I show the children the papers I have ready for them and explain that they will cut out the designs and we will glue them around the tube. When we are finished, we will turn it into a beautiful bromeliad with a few surprises.
I have made ahead of time patterns to make the "leaves" of the plant run on dark and light green paper, as well as, dark and light pink paper. There are many websites on the internet with free patterns to create these flowers. Each pattern is a tiny bit different and uses many different bases for the center of the flower. They all turn out beautifully. (Here is one site that could be used....).
It takes some time for the children to cut and glue their flowers together. As the children are working, many discover that it can be tricky to glue the pieces together and some will work together.
When the flowers are completed, I ask the children to look back at the screen one more time. The power point has moved to slide eight. The slide shows the pictures the children observed back in the beginning of the lesson and also includes information about the 'system' of a bromeliad.
I explain to the children that we have used the words: habitat, biome, and ecosystem all year, but we really have not ever discussed what those words really mean. We just keep using them like they all mean the same thing.
I move to the next slide and explain to the children that a habitat is really a home. And then, an ecosystem is a group of homes, while a group of homes becomes a biome. The slides have pictures that show the concepts building with community clip art. They are not complicated, but clean and simple. I want the concept to be very clear.

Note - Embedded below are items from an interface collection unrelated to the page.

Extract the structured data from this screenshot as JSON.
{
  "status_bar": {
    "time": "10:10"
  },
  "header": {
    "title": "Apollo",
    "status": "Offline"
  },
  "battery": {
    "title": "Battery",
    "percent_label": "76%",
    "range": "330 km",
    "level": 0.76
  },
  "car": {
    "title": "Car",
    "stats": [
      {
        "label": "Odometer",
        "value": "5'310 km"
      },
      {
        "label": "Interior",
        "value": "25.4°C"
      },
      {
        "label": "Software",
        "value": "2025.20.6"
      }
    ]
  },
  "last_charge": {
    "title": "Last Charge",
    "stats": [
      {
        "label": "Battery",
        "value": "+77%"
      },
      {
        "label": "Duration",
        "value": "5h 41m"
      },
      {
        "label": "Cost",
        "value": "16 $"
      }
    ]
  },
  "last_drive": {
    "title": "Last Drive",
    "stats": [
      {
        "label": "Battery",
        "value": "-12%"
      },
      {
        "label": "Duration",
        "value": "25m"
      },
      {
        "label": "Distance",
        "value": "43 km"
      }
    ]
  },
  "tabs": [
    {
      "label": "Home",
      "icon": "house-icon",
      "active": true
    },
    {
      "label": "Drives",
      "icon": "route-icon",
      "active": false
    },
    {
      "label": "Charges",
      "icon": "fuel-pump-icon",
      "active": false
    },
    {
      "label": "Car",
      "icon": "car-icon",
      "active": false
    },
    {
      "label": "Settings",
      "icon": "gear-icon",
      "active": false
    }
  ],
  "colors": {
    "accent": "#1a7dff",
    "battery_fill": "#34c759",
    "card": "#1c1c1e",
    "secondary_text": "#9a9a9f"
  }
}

I offer a couple more examples, I stand next to a table team and explain that the desk of one student can be sort of like their home at school. They spend a good amount of their time sitting at that one particular desk. The desks of their table mates sitting next to them in a group, makes them an ecosystem. All the teams together in the classroom, makes them a biome.
Instantly, they make the connection.
I look to our classroom diorama. It is really a shelf with a small tree that came from a friend's orchard. The tree is stands in a Christmas tree stand that has been wired to the wall for stability and safety. I cover the stand with green fabric and the tree is covered with green silk leaves. The tree changes through the seasons in the classroom and through our learning. As we discover new information about our learning themes, the children help to create artwork to transform the tree. It is an ever evolving learning tool.
I explain to the children that now that we have created these amazing bromeliads, we need to do something with them. Of course, they know this means we will add them to our three dimensional jungle.
I stop and ask them, if they believe their flowers are complete habitats yet? I anticipate that most of the children will realize that they are missing creatures. I bring them small stickers that they are able to choose and add to their flower. When the stickers are added, we add their flowers to the tree and the forest floor.
As I am adding the flowers, I ask the children to tell me what type of bromeliad they will have, a ground grower, rock grower or growing on another plant? The children can easily tell me where their flower should go. I like to make this distinction because it ties the learning back to the beginning power point information that delineated the three different areas that bromeliads can be found.
Evaluation of the lesson does not happen with paper and pencil...I use the language of the lesson repeatedly during the day and days that follow intentionally.
I use it three words (habitat, ecosystem, and biome) as often as I can in the daily speaking and listening of teaching. Whenever possible, I will pull the language in and listen for the students use of the language as well.
What I discover is the children using the words often and as strategically as if I had planned it. They embrace the words and use them at every opportunity.
This is my formative assessment of their internalization of the new vocabulary and the concept of the continuum of diversity within environmental homes.